  • Parity Compliance. Will issue new “guidance” on reports on parity compliance, but does not segregate out the seriously ill or require the federal government to end discriminatory provisions in Medicaid and Medicare that provide better care for those with physical illnesses than serious mental illnesses. There is no enforcement mechanism, so is not likely to affect how insurance companies operate.
  • Children’s Programs. There are numerous children’s programs. Some are important to help children who are seriously ill and others are not. We did not review those in detail.

Potentially Harmful Provisions 

Peer support workers are trying to do the right thing. Help others. But there is not evidence that peer support improves meaningful metrics like reducing incarceration, SAMHSA reported, “The literature (on peer support) that does exist tends to be descriptive and lacks experimental rigor.” And there is not evidence that peer-support workers are better than non-peer workers as no comparison has been done. There is extensive evidence the leaders of the peer networks mobilize members to lobby against improving services for the seriously ill. As an example, their trade association is lobbying against passage of Rep. Murphy’s bill because among other things, it supports making hospital beds available. They previously lobbied against the requirement that programs have evidence before receiving funding. There are several provisions in the bill concerning peer support:

  • Best Practices in Peer Support Study. The Comptroller General will study peer support in 10 states to identify ‘best-practices,’ such as how many hours they work. However, the study does not include whether peer support works, i.e., improves meaningful outcomes (homelessness, arrest, violence, etc.) in people with serious mental illness better than non-peer or professional support. The net effect of the study could be the development of best practices and expansion of a program that doesn’t work. It could ingrain a practice that does not improve outcomes. The bill should have determined if peer support improves outcomes more than the same service from others (say social workers or families) or perhaps compared peer support to ACT or AOT to determine which should be expanded.
  • Peer support expansion: Authorizes grants to colleges of $10 million a year for 5 years ($50 million) to increase behavioral health paraprofessionals, including peers. There is no evidence their services help improve meaningful outcomes and no requirement those trained serve the seriously ill.

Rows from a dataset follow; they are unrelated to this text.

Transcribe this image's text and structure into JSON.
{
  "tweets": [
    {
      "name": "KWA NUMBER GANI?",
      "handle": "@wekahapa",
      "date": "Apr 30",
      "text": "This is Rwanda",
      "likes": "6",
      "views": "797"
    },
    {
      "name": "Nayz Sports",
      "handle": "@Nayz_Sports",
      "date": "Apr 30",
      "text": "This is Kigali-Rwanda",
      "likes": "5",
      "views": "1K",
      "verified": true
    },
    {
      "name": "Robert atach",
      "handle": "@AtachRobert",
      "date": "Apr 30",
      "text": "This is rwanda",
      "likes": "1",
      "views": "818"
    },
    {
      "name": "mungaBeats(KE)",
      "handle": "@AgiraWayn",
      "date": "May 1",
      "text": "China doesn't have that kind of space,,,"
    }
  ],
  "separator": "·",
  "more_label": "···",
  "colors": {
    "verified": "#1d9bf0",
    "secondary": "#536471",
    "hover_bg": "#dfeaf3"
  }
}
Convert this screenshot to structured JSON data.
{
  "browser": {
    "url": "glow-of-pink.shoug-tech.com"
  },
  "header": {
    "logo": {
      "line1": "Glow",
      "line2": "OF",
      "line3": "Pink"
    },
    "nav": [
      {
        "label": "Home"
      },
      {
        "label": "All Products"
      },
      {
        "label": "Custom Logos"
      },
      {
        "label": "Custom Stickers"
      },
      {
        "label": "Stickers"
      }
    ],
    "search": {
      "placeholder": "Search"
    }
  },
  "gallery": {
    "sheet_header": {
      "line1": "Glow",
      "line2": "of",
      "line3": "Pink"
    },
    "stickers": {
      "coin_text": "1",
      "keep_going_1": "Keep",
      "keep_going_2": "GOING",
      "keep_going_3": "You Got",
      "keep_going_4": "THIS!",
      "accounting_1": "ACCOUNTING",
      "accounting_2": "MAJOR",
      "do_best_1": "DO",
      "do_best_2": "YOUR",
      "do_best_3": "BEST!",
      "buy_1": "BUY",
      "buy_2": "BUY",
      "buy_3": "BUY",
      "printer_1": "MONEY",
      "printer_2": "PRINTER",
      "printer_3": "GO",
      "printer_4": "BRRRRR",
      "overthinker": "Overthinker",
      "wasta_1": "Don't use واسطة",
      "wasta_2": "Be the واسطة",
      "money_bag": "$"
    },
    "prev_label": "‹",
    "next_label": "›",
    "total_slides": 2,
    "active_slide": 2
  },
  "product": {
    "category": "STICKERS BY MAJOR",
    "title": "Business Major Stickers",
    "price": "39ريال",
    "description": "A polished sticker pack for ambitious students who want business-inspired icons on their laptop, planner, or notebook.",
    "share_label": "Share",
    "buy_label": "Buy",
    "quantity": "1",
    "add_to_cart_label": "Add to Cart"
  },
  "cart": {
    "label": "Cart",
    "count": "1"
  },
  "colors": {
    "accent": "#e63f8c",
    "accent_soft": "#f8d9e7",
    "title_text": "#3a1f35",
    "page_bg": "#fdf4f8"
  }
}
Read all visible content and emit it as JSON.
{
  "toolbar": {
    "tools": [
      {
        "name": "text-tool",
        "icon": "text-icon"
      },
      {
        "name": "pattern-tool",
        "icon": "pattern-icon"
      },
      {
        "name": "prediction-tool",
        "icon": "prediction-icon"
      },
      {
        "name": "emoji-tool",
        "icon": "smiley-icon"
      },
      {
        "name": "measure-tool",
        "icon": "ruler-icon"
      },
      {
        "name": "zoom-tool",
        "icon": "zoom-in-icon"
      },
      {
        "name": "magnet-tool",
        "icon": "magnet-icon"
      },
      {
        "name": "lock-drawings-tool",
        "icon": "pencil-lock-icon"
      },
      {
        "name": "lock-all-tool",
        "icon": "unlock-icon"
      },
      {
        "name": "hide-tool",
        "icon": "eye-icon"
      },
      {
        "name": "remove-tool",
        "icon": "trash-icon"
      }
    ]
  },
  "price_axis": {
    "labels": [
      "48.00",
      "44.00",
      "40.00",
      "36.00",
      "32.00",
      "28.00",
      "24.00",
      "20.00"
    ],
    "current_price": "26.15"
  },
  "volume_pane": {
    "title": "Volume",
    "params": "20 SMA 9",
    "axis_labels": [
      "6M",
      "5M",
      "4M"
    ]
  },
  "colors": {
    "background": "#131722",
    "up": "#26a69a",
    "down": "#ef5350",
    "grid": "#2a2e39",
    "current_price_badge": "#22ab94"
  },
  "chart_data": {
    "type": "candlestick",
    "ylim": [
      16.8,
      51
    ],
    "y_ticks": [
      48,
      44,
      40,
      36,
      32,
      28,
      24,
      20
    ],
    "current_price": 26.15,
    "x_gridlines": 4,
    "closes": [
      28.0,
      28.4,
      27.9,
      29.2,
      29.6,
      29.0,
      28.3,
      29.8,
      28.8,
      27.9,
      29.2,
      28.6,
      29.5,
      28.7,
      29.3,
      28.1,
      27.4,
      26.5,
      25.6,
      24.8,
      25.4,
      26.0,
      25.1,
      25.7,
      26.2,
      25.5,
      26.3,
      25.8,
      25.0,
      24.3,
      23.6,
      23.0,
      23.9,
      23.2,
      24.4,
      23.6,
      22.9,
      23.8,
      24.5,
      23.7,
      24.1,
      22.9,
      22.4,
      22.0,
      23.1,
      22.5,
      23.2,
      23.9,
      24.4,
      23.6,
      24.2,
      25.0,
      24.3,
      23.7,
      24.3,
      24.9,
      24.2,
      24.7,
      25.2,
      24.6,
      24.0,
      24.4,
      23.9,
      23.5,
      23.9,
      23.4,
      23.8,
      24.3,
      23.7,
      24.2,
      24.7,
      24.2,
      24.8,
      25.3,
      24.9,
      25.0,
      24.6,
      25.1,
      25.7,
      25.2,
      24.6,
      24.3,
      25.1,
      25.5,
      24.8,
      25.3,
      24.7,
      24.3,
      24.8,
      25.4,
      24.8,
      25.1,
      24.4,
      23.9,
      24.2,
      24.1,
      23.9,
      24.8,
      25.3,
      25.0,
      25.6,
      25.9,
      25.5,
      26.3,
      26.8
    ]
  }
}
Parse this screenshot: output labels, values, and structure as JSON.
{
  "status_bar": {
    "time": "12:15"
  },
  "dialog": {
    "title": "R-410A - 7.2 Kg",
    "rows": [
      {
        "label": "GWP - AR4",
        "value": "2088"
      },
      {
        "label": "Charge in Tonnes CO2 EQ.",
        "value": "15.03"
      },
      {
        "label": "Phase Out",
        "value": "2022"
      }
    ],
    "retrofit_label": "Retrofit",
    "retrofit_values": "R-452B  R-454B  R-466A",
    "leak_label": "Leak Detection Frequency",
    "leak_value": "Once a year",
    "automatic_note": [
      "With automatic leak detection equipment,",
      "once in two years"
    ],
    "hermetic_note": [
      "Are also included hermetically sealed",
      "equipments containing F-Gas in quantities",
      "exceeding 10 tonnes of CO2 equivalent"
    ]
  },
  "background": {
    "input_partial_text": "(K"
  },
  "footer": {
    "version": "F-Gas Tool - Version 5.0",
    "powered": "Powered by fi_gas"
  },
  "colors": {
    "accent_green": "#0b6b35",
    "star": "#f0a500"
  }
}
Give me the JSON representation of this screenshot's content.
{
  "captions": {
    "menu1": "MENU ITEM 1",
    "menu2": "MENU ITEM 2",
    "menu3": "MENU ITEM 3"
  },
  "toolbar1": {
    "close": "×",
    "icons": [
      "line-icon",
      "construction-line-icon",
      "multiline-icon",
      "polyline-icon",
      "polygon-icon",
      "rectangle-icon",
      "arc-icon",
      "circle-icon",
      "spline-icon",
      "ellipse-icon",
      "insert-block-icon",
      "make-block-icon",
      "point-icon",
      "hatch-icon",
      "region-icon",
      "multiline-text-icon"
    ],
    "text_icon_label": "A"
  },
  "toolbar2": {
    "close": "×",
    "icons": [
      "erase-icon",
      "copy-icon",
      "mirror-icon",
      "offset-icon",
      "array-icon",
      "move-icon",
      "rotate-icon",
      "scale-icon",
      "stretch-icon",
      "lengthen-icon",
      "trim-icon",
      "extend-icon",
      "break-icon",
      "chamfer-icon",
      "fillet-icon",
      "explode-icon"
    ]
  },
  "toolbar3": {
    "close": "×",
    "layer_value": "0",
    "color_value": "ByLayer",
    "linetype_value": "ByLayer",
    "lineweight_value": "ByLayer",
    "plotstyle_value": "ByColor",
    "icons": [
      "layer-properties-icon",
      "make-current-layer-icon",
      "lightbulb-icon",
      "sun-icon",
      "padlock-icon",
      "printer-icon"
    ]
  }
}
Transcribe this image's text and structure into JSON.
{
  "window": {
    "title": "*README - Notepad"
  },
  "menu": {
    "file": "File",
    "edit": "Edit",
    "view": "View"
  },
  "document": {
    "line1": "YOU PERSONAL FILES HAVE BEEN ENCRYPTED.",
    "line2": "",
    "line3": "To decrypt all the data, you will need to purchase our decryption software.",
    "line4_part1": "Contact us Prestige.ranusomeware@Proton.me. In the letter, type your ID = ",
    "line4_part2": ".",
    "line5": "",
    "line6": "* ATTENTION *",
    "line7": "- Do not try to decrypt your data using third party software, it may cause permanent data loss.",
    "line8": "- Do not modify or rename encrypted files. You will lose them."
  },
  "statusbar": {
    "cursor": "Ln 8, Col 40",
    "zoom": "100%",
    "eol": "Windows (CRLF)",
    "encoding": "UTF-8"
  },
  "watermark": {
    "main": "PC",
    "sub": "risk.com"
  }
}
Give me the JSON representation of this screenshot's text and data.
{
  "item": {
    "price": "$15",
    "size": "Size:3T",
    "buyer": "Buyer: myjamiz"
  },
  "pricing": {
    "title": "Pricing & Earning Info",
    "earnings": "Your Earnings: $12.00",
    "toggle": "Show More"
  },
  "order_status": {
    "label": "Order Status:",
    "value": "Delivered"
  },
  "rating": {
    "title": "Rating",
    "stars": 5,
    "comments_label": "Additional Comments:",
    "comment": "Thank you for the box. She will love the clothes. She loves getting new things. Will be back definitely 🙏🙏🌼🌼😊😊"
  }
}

There are many other provisions than those described above. To me, the problematic provisions are trumped by the useful ones so I urge support of this bill.

Finally, I do want to restate my admiration for Rep. Tim Murphy who at every step of the way has championed better treatment for the seriously ill. But he is only one of 435 Representatives, and too many of the others, especially Democrats, were unwilling to stand up to the mental health industry which wants to continue to receive mental health funds free of any obligation to help the seriously ill adults or use them for evidence-based practices.

DJ Jaffe is Executive Director of Mental Illness Policy Org


About the author:

Pete Earley is the bestselling author of such books as The Hot House and Crazy. When he is not spending time with his family, he tours the globe advocating for mental health reform.

Learn more about Pete.